I fixed these two issues during my remedial fleece washing. I purchased detergent. And I heated up water on the stove to add to the stuff that comes out of the tap. Much better!
The next step in turning raw wool into something wearable is to card it. There are lots of videos if you are fascinated by this sort of thing (Google "hand carding"), but here I present photos of White Wool on Red Picnic Table. This is mostly because I just painted the picnic table and want it to get some blog time.
Part, the first: Load hand cards with some raw wool:
Brush the wool back and forth between the two cards until it's all smooth and fluffy. This is what it looks like after the first transfer:
See the hay? We call that VM (vegetable matter). When you're satisfied, roll the wool off the card. Here is the carded rolag next to some raw fleece.
(Can you believe that Firefox's spell check doesn't recognize the word "rolag?")
When you have a bunch of rolags, head to the wheel and start spinning! I sampled a bunch of different ways of spinning the fleece. To the left is fluffy long draw (woolen), and to the right is a smooth, squishy short draw which is chain plied. Chain plying is a crazy Escher-like technique that boggles Bill's brain, and results in a single strand of wool becoming three-ply.
Spinning has taught me that a fiber can change so much from it's initial form to yarn and then again to a knitted fabric.

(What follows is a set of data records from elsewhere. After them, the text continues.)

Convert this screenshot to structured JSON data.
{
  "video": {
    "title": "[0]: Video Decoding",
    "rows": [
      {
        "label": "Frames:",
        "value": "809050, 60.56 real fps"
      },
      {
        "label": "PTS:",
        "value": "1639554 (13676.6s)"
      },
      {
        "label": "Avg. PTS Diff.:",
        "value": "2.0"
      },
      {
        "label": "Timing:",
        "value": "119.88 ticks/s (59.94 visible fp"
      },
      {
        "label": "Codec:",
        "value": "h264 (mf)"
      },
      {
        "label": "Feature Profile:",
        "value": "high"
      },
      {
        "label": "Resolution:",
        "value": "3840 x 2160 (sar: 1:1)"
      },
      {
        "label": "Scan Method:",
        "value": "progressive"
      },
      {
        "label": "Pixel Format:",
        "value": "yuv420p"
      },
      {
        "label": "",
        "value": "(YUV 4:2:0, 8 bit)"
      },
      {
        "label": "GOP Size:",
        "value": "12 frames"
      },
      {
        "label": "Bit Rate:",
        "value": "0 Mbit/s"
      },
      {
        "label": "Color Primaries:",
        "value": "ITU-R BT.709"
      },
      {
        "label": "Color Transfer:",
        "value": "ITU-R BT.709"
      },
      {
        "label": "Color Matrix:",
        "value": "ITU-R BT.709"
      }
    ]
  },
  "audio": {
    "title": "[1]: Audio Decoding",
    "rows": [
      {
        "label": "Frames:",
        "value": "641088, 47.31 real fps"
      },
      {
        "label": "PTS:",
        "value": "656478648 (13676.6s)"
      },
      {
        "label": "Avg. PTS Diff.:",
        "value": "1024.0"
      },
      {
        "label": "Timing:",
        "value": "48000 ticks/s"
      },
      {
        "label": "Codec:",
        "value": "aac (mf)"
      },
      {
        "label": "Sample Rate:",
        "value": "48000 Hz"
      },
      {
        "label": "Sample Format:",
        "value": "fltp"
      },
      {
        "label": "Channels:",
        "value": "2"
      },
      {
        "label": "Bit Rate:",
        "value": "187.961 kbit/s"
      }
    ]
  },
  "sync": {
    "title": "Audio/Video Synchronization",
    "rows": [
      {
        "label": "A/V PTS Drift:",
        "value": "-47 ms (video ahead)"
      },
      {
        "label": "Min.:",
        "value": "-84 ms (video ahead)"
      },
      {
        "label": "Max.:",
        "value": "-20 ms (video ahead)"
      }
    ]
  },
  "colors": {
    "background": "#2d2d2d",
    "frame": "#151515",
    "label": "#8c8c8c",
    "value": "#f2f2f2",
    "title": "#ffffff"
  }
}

So, before I decided what I liked best, I knitted up my samples. Look at all the wooly goodness here...fiber, yarn and swatch:
All the samples. Labeled, natch: (really, Firefox? You recognize "natch" is a word, but not "rolag?!?")
I'm adding to yarn for my sweater vest too. Just one more yarn to go and then I'll start knitting.
Finally...I've been stockpiling fiber for the Tour de Fleece. More on that soon!